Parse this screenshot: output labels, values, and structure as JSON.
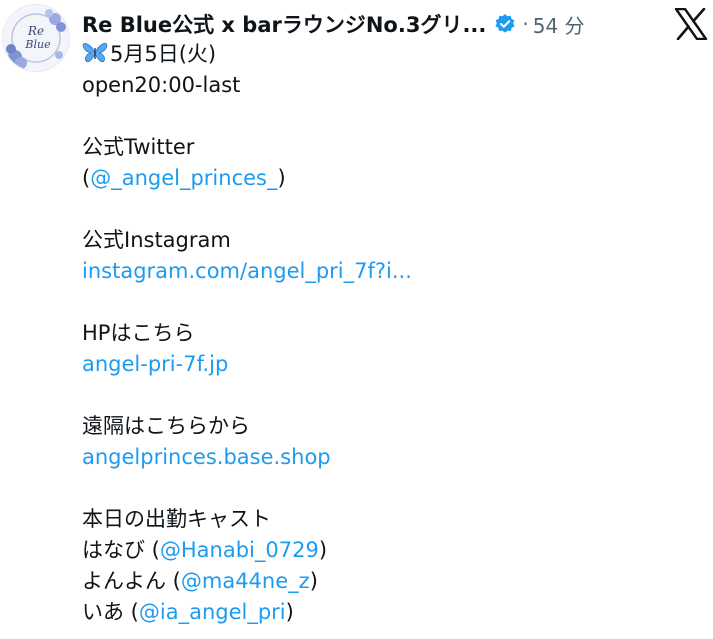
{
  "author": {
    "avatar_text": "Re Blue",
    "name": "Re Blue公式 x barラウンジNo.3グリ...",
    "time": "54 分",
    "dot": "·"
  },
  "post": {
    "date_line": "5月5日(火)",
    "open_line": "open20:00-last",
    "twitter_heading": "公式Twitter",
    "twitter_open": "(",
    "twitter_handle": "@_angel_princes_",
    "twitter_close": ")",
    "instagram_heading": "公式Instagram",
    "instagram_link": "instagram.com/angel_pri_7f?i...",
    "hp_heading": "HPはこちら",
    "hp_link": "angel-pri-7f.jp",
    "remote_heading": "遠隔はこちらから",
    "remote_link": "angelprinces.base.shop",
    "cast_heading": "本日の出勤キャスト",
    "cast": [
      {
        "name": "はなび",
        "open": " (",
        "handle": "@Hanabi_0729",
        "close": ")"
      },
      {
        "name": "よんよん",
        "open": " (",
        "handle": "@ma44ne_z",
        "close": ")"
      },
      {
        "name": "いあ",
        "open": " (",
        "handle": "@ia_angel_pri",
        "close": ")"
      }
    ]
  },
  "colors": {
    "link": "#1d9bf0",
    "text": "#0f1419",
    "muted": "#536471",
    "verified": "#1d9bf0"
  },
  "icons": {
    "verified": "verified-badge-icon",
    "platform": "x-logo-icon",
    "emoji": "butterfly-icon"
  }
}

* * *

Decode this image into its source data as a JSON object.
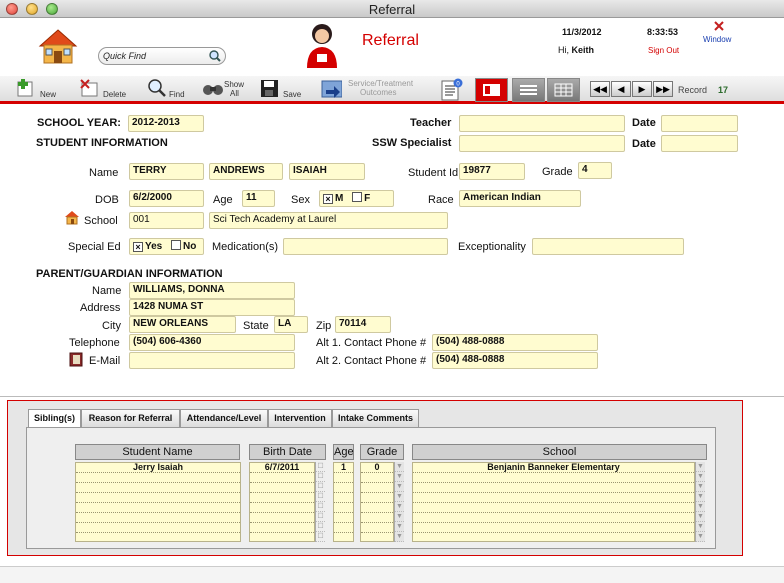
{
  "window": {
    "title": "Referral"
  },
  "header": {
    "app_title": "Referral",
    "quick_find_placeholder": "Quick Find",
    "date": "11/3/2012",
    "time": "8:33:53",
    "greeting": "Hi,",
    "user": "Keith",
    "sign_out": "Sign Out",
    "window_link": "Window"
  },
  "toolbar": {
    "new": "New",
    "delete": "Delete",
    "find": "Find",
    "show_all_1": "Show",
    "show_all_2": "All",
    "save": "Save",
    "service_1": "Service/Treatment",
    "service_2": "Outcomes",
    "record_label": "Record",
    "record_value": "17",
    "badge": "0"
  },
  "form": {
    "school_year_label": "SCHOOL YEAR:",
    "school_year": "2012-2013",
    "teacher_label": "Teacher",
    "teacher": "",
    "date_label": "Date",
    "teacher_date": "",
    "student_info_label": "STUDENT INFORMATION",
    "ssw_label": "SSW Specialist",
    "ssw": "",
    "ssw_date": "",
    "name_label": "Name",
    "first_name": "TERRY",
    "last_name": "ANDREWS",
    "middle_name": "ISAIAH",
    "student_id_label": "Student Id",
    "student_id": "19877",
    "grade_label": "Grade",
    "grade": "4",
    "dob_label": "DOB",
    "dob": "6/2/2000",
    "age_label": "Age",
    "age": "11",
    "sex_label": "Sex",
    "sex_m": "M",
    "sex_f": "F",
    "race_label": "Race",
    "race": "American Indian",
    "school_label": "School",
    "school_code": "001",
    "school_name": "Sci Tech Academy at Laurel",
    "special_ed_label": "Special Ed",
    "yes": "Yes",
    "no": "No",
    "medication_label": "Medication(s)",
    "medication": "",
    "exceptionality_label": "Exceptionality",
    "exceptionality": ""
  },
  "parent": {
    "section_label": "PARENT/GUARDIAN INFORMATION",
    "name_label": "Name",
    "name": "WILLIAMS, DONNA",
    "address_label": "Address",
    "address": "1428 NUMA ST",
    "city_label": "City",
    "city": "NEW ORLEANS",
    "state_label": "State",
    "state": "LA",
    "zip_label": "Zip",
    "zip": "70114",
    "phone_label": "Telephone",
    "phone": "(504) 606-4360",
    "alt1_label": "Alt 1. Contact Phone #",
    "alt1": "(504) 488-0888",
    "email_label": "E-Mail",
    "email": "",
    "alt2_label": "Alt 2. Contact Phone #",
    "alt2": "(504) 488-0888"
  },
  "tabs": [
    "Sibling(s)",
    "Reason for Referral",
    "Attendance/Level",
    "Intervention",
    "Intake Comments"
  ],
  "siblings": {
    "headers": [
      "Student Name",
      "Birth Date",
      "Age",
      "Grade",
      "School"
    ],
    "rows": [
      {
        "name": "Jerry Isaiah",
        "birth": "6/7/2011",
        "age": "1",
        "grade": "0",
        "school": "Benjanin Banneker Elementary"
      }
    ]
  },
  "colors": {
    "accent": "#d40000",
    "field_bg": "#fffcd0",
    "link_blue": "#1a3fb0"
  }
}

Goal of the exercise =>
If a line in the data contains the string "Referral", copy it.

Answer section =>
    "title": "Referral"
    "app_title": "Referral",
    "Reason for Referral",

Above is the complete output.